MSP Rona Mackay has made the case for a Bill which seeks to legislate against smacking children on the Victoria Derbyshire show.
The Strathkelvin and Bearsden MSP debated the matter with Mary Glasgow from Children 1st and Richard Lucas from the Scottish Family Party on the BBC morning show.
She said: “It was great to go on the Victoria Derbyshire show and make the case of why hitting children is never justifiable and can have long lasting effects in later life.
“I was delighted to hear strong evidential arguments from Mary Glasgow, a director of Children 1st, Scotland’s national children’s charity. This Bill does not create a new offence, it removes the defence of ‘reasonable chastisement’ and ‘justifiable assault’ from the existing offence of common assault.
“The evidence against hitting children is overwhelming and I fully support this Bill.”
From Rona Mackay MSP by Alan Ferguson
John Finnie MSP is proposing and has consulted on the Children (Equal Protection from Assault) (Scotland) Bill
The First Minister said during the Programme for Government: “While it is not our proposal and indeed it may be an issue on which parties will give their members a free vote, the Scottish Government will not oppose John Finnie’s proposals to prohibit the physical punishment of children.”
The Bill proposes ending the existing common-law position that physical punishment by parents can be defended as reasonable chastisement and therefore be lawful.
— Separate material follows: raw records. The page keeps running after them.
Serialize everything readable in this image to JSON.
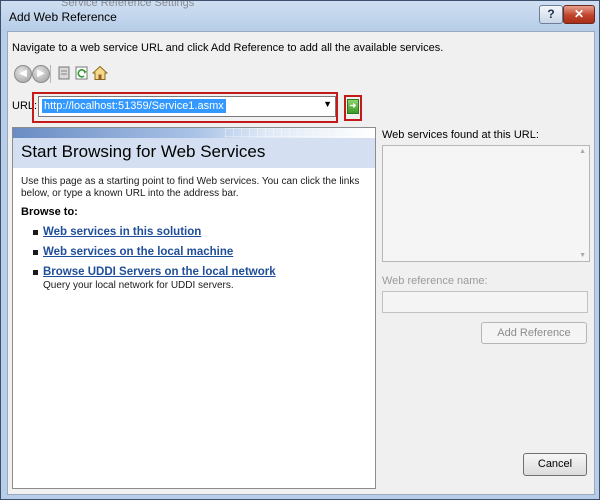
{
  "window": {
    "title": "Add Web Reference",
    "behind_title": "Service Reference Settings"
  },
  "instruction": "Navigate to a web service URL and click Add Reference to add all the available services.",
  "toolbar": {
    "icons": [
      "back-arrow-icon",
      "forward-arrow-icon",
      "stop-icon",
      "refresh-icon",
      "home-icon"
    ]
  },
  "url": {
    "label": "URL:",
    "value": "http://localhost:51359/Service1.asmx"
  },
  "browser": {
    "heading": "Start Browsing for Web Services",
    "description": "Use this page as a starting point to find Web services. You can click the links below, or type a known URL into the address bar.",
    "browse_to": "Browse to:",
    "links": [
      {
        "label": "Web services in this solution"
      },
      {
        "label": "Web services on the local machine"
      },
      {
        "label": "Browse UDDI Servers on the local network",
        "sublabel": "Query your local network for UDDI servers."
      }
    ]
  },
  "right_panel": {
    "services_found_label": "Web services found at this URL:",
    "web_reference_name_label": "Web reference name:",
    "add_reference_button": "Add Reference"
  },
  "footer": {
    "cancel_button": "Cancel"
  },
  "colors": {
    "highlight": "#c41a1a",
    "link": "#1f4e9a",
    "selection": "#3399ff"
  }
}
The Bill will not create a new criminal offence, as the common law offence of assault will apply International comparisons:
There are now 52 countries where physical punishment is unlawful, including France, Germany, Norway and Denmark
Sweden became the first country in the world to change the law in 1979, with one of the most recent being the Republic of Ireland, where the law was changed in 2015
The UK is now one of only 6 EU Member States, out of 28, not to have changed the law.
The Criminal Justice (Scotland) Act 2003 prohibited certain forms of physical punishment of children in Scotland (blows to the head, shaking, hitting with an implement)
The 2003 Act left room for parents and others caring for or in charge of children to plead a defence of “justifiable assault” under the existing common law.
In other parts of the UK, as is the case in Scotland, whilst there are restrictions on the physical punishment of children (largely by the 1998 ECHR ruling), there is no outright ban.